At the age of 23, 37 years ago, I found myself traveling behind the Iron Curtain, visiting a Polish family. With time to make the trek, I traveled to Krakow and on to Oswiecim, a small Polish town. Near town lie two of the darkest Nazi concentration camps, Auschwitz and Birkenau.
In these two camps, the first dating to April 1940, second October 1941 – both mid-World War II – more than 1.1 million souls were put to death, after inconceivable deprivation and torture. More than 90 percent of those who entered perished and nine in ten were Jewish. Also exterminated were thousands of Polish prisoners, Gypsies, and other minorities.
All this came to an end 75 years ago this week, when the Soviet Army – approaching Berlin from the West – overran the camps, liberating both. In total, the Americans, British, and Soviets would liberate more than a dozen camps.
The Americans liberated Buchenwald, Dachau, Flossenberg, Dora-Mittelbau, and Mauthausen. The British were first to Neuengamme and Bergen-Belsen. The Soviets overran Belzec, Sobibor, and Treblinka.
In each instance, the shock – entering these crucibles of evil – was profound. Soldiers who first entered, as described by Alex Kershaw in “The Liberator” and many others – could hardly process what they saw. They were never able to forget, nor were those who survived. More than six million Jews were killed in these camps.
Standing there was like walking silently through the Holocaust Museum in Washington DC, only worse. The sense of helplessness, incomprehension, sadness, and grasping-striving-but-failing-to-grasp how humanity could be so evil … surrounded a person. How could anyone hear six million echoes, or even digest the meaning?
Even today, almost four decades later, remembering the place sends a shiver up my spine. The anniversary of liberation is – and should be – a moment of reflection, especially for free people. On us depends the preservation of freedom and humanity. We are now the bulwark, as the generation which liberated these camps was in their time.
The truth – which we wish not know but must acknowledge – is that humanity is capable of horrific things, that what has gone before could occur again, that courage is individual and collective, standing up for what is right necessary, fighting against evil no less necessary. We know that people of conscience must “never forget,” as God is our witness. Beyond trying to absorb what is not absorbable, understand vicariously what cannot be so understood, what does this 75th anniversary of liberation mean?
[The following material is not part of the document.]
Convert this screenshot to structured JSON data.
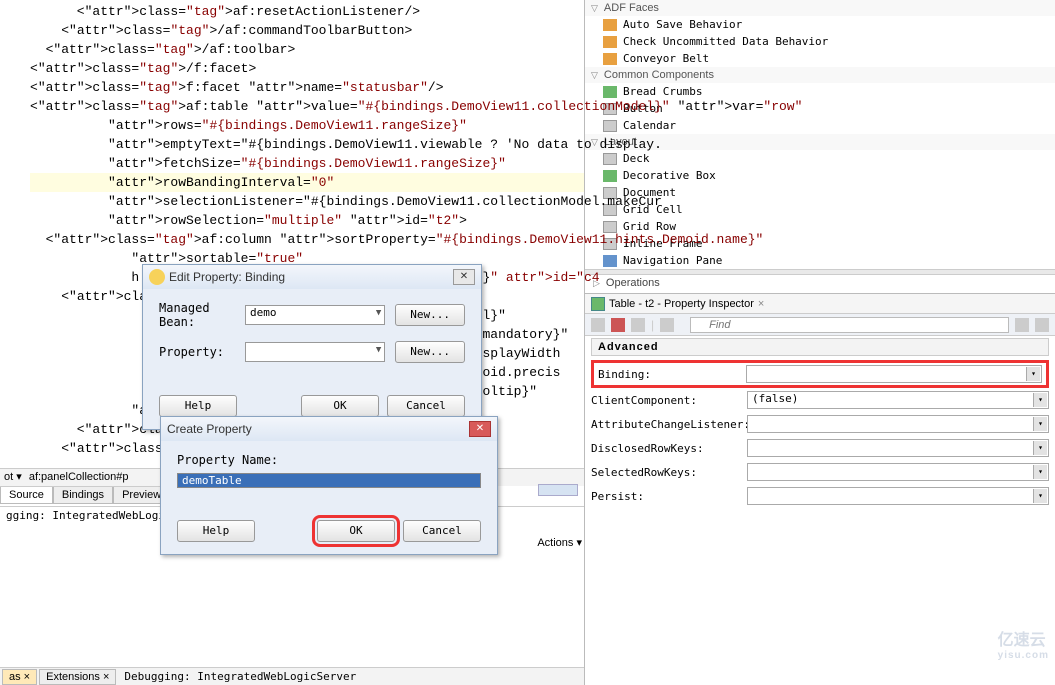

What should it mean?
Perhaps the best understanding nests in words written by Elie Wiesel, Jewish-American Auschwitz survivor, author of 57 books, winner of the Nobel Peace Prize, who died in 2016. His entire family perished at Auschwitz, except for him and his father.
Wrote Wiesel, for those who live in light from the darkness of “night” – the title of his reflection on Auschwitz, we must work to “think higher, feel deeper,” and remember that “one person of integrity can make a difference.” The operative word is integrity.
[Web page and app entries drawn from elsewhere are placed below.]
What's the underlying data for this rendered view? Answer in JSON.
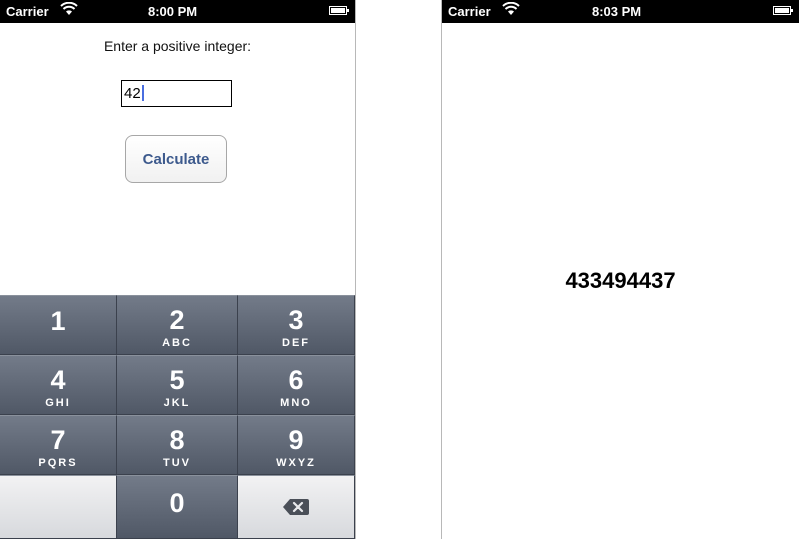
{
  "left_screen": {
    "status": {
      "carrier": "Carrier",
      "time": "8:00 PM"
    },
    "prompt": "Enter a positive integer:",
    "input_value": "42",
    "button_label": "Calculate",
    "keypad": {
      "keys": [
        {
          "digit": "1",
          "letters": ""
        },
        {
          "digit": "2",
          "letters": "ABC"
        },
        {
          "digit": "3",
          "letters": "DEF"
        },
        {
          "digit": "4",
          "letters": "GHI"
        },
        {
          "digit": "5",
          "letters": "JKL"
        },
        {
          "digit": "6",
          "letters": "MNO"
        },
        {
          "digit": "7",
          "letters": "PQRS"
        },
        {
          "digit": "8",
          "letters": "TUV"
        },
        {
          "digit": "9",
          "letters": "WXYZ"
        },
        {
          "digit": "",
          "letters": ""
        },
        {
          "digit": "0",
          "letters": ""
        },
        {
          "digit": "",
          "letters": ""
        }
      ],
      "delete_icon": "backspace-icon"
    }
  },
  "right_screen": {
    "status": {
      "carrier": "Carrier",
      "time": "8:03 PM"
    },
    "result": "433494437"
  }
}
As we reflect on what humanity has done to overcome horrors, we cannot lose ground – not an inch – again. As Wiesel wrote, “hope is like peace … it is a gift only we can give one another.”
And for the living – especially those who live in a free society – we have obligations. They are easy to forget. As Wiesel wrote, “whenever and wherever human beings endure suffering and humiliation … we must always take sides.”
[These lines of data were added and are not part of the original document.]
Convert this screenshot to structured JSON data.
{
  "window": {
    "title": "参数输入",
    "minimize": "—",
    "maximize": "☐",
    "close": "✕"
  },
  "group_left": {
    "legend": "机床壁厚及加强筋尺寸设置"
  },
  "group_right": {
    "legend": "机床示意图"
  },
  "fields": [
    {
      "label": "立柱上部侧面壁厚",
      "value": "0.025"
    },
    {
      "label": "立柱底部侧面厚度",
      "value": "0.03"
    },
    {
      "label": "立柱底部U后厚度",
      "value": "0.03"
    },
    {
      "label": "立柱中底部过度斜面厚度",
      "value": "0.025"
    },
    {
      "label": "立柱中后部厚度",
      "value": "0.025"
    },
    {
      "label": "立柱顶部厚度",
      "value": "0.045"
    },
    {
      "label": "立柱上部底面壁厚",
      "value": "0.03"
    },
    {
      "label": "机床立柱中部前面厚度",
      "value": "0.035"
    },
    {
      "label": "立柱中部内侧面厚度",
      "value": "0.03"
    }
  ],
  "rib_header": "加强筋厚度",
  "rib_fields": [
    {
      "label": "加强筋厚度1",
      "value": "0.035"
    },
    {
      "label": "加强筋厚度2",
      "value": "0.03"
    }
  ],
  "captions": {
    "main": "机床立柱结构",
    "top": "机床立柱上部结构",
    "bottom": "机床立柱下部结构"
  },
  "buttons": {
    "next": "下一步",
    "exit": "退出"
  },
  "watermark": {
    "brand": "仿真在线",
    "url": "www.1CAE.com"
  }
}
In practical terms, since we can neither turn back time nor remedy past wrongs, we must be true to that time in which we live for Wiesel that had a specific meaning. From the depths, he drew clear insights. “We must not see any person as an abstraction… Instead, we must see in every person a universe with its own secrets, with its own treasures, with its own sources of anguish, and with some measure of triumph.” So with integrity, respect.
Not everything Wiesel wrote was imbued with hope, but one nugget was this: “If the only prayer you say throughout your life is ‘Thank You,’ then that will be enough.” He never stopped saying thank you.
Nor did he forget to smile, which is to say – look forward with gratitude – no matter what we have lived through, wished not to live through. His castoff observation – one that should carry us forward: “I feel gratitude in my heart each time I can meet someone and look at his or her smile” and “For me, every hour is grace.”
Yes, we must look back to remember, but then ahead – and not forget to smile. Past horrors are hard to absorb. Our job – from the revulsion they stir – is to make the future a place bright and filled with light. Maybe that is, in the end, what the 75th anniversary of liberation means.